● Your goal:
Would you find each line in the entries below with the string "Email" and copy it?

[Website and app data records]
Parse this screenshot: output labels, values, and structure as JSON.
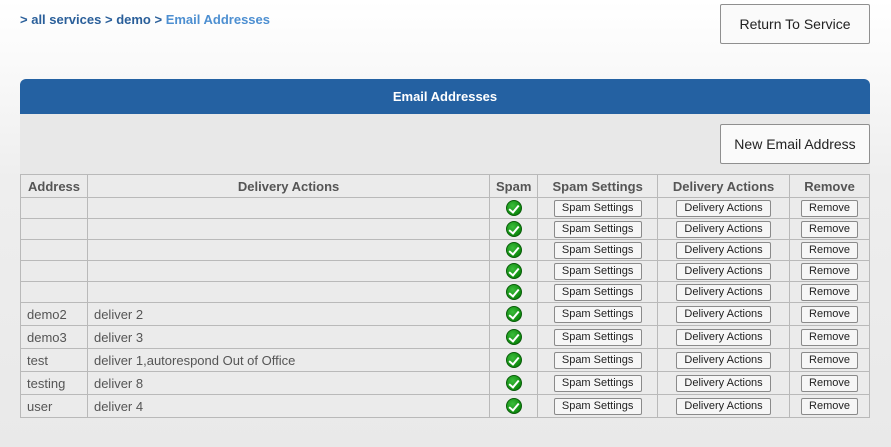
{
  "breadcrumb": {
    "prefix": ">",
    "items": [
      {
        "label": "all services"
      },
      {
        "label": "demo"
      },
      {
        "label": "Email Addresses"
      }
    ],
    "separator": ">"
  },
  "buttons": {
    "return_to_service": "Return To Service",
    "new_email_address": "New Email Address"
  },
  "panel": {
    "title": "Email Addresses"
  },
  "table": {
    "headers": {
      "address": "Address",
      "delivery_actions": "Delivery Actions",
      "spam": "Spam",
      "spam_settings": "Spam Settings",
      "delivery_actions_btn": "Delivery Actions",
      "remove": "Remove"
    },
    "row_buttons": {
      "spam_settings": "Spam Settings",
      "delivery_actions": "Delivery Actions",
      "remove": "Remove"
    },
    "rows": [
      {
        "address": "",
        "delivery": ""
      },
      {
        "address": "",
        "delivery": ""
      },
      {
        "address": "",
        "delivery": ""
      },
      {
        "address": "",
        "delivery": ""
      },
      {
        "address": "",
        "delivery": ""
      },
      {
        "address": "demo2",
        "delivery": "deliver 2"
      },
      {
        "address": "demo3",
        "delivery": "deliver 3"
      },
      {
        "address": "test",
        "delivery": "deliver 1,autorespond Out of Office"
      },
      {
        "address": "testing",
        "delivery": "deliver 8"
      },
      {
        "address": "user",
        "delivery": "deliver 4"
      }
    ]
  },
  "colors": {
    "header_bar": "#2461a2",
    "link": "#2a5f9a",
    "current_crumb": "#4d8fd1",
    "spam_ok": "#1a9a1a"
  },
  "icons": {
    "spam_status": "green-check-icon"
  }
}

● Exercise result:
        "label": "Email Addresses"
    "new_email_address": "New Email Address"
    "title": "Email Addresses"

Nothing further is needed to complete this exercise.